The other side of the coin argues that having 24 teams play for the Cup is a huge parity booster for the league. Think about it: the eight "COVID" teams that were added into the mix have a unique, fleeting opportunity to prove themselves against the Goliaths of the league. If they succeed, cool. If they fail, well, our expectations were never high. And it's not like upsets don't happen or aren't as valid as predictable playoff wins. Hell, the Preds were the 16th seed in 2017 yet were able to not only beat, but sweep the first-seeded, Western Conference-leading Blackhawks. Just last year the 15th-seed Blue Jackets swept and dismantled the 128-point Lightning- who just happen to be one of the best single-season teams in NHL history.
Yeah, it's a little bogus that the Blackhawks are going to be included in this 24-team playoff- but if they can find a way to overcome Leon Draisaitl and the Oilers in the qualifying round, like it or not, they ultimately deserve to move on. So, if Tampa Bay and Carolina don't like the format we've all been collectively forced into, simply don't get beat. After all, they will both be the better seeds in the first round.

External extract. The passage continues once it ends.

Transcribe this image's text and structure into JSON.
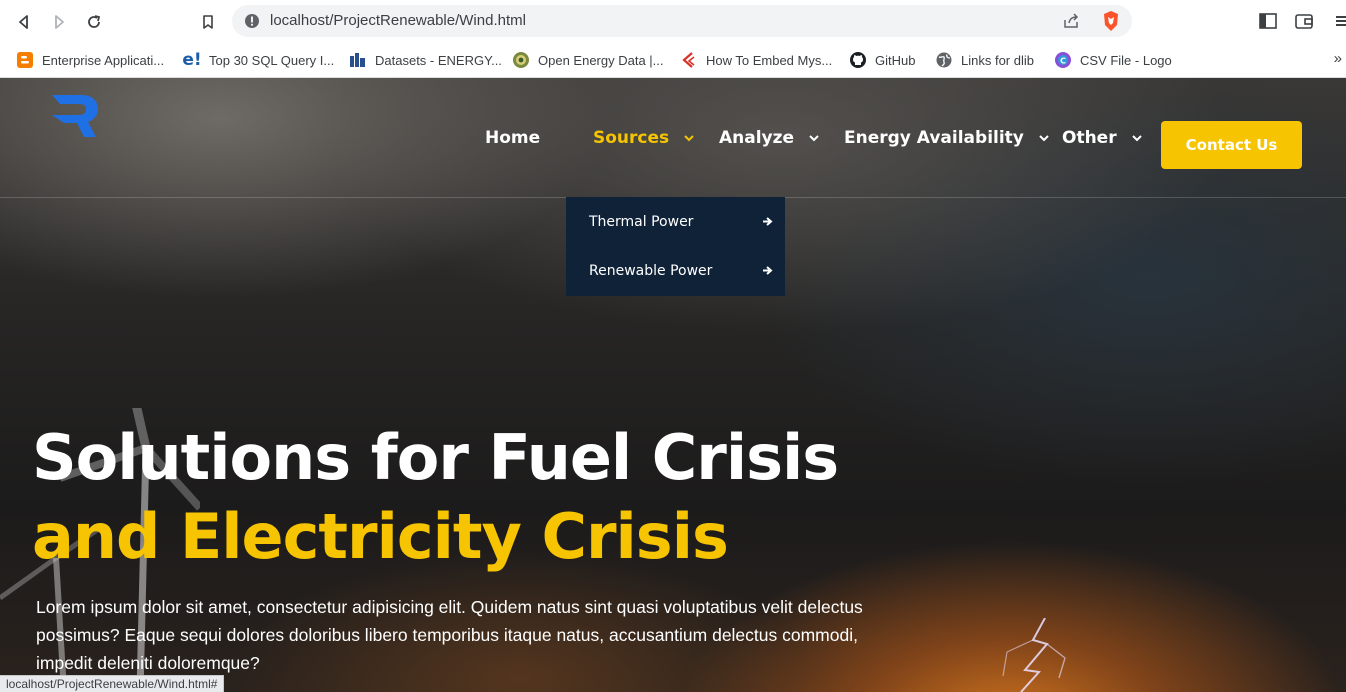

As Ryan Johansen said the day before the vote, "I don’t think there’s going to be a perfect scenario where everyone’s super excited about. As long as everybody can agree and be happy with the decision that will be made, that’s really all that matters.”
Each conference's top four teams will play each other in non-elimination, Round Robin fashion (three games for each team) to determine the seeding for the first round. They are currently positioned as follows:
Eastern Conference Top-Four
Tampa Bay Lightning
Western Conference Top-Four
St. Louis Blues
Vegas Golden Knights
The remaining eight teams will play in a best-of-five qualifying round before officially beginning the first round. Those matchups will be as follows:
Eastern Conference Qualifying Round
#5 Pittsburgh Penguins vs. #12 Montreal Canadiens
#6 Carolina Hurricanes vs. #11 New York Rangers
#7 New York Islanders vs. #10 Florida Panthers
#8 Toronto Maple Leafs vs. #9 Columbus Blue Jackets
Western Conference Qualifying Round
#5 Edmonton Oilers vs. #12 Chicago Blackhawks
#6 Nashville Predators vs. #11 Arizona Coyotes
#7 Vancouver Canucks vs. #10 Minnesota Wild
#8 Calgary Flames vs. #9 Winnipeg Jets
It has been decided among league officials to hold all playoff games in two "hub cities"- one for each conference. The current candidates for the hub cities are Chicago, Columbus, Dallas, Edmonton, Las Vegas, Los Angeles, Minneapolis/St. Paul, Pittsburgh, Toronto and Vancouver. Given the unpredictable circumstances of the virus- as well as the variable amount of testing equipment and differentiating government mandates- the list of hub cities has not been narrowed down yet.
Whenever the playoffs may begin, the Preds will play the Coyotes right off the bat. The teams played only two games against each other this season, rather than their typical three (they were set to face off again on Mar. 28). The Preds went 1-1-0 on the season series with the Coyotes, scoring five goals and allowing seven. Arizona's Phil Kessel and Nick Schmaltz were the team's top performers versus the Preds this season, with the former scoring two goals and the latter notching three assists.
The last time the Preds played the Coyotes in the playoffs was 2012. The then-Phoenix Coyotes took the Preds out in five games in the second round. If the top-four seeds were to remain the same and the Preds were to beat the Coyotes this year, they would play Vegas in the first round of the playoffs.